Now, there is a minimally invasive technique to do the same release that does not require a surgical incision. It is called a Percutaneous Trigger Finger Release Under Ultrasound Guidance. This procedure consists of injecting lidocaine locally to numb the area and releasing the A1 pulley with a needle under live ultrasound imaging. There is no incision with a scalpel so the recovery is much quicker with a much lower risk of infection. The patient can immediately bend the finger again afterwards. The patient will keep a band aid over the area for only 24 hours and does not have to worry about getting stitches removed.
In 3 days, the patient can resume light gripping, and can return to full gripping as soon as in ten days. Pain and scar tissue formation are minimal since the skin is not cut open. In addition, this procedure is cheaper than open surgery since it is done in the office and does not require paying for surgery center fees.
1. Stop anti-inflammatory (NSAIDs) medications 3 days prior to procedure (e.g. ibuprofen, naproxen, etc;).
2. In some cases, you may need to stop blood thinners (e.g. Aspirin, Plavix, Coumadin, etc.) 3 days prior to procedure. You must discuss this with Dr Colberg, as well as your cardiologist or primary doctor and obtain approval. Other daily medications should be taken normally as directed.
3. Arrange for a friend or family member to provide transportation for you on the day of the procedure. Post-procedure anesthesia will interfere with your ability to drive.
1. Blood thinners (e.g. Aspirin, Plavix, Coumadin, etc.) may be resumed 24 hours after the procedure.
2. The band aid may be removed 24 hours after the procedure. Do no soak the hand in water for a prolonged period of time (i.e. swimming, jacuzzi, etc;) for three days.
3. Increased irritation in the affected area may occur. Ice the affected area three to four times per day for 15 minutes for the next three days. You may take Extra Strength Acetaminophen as needed for pain or the prescribed pain medication.
4. We encourage you to bend the fingers as tolerated during the day to stimulate the area to heal appropriately.
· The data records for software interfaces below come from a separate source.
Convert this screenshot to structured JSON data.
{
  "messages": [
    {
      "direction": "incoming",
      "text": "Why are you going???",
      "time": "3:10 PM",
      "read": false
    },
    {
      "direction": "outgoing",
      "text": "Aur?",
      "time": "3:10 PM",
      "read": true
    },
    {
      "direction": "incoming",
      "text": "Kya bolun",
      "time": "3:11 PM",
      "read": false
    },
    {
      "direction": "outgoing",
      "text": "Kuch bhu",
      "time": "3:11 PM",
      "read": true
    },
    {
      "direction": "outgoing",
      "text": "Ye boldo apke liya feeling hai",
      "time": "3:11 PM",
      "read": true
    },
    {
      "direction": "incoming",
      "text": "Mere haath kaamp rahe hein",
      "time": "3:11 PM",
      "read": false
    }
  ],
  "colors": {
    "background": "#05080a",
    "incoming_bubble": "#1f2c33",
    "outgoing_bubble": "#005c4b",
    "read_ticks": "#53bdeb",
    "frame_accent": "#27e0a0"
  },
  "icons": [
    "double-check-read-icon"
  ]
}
Limit light gripping for 3 days and heavy gripping for 10 days to 2 weeks, as tolerated.
5. Please wear a finger night splint for the first two weeks. 6. If you develop fever, persistent redness and swelling at the site of injection, call Dr. Colberg’s office at (205) 939-3699. These may be a sign of infection.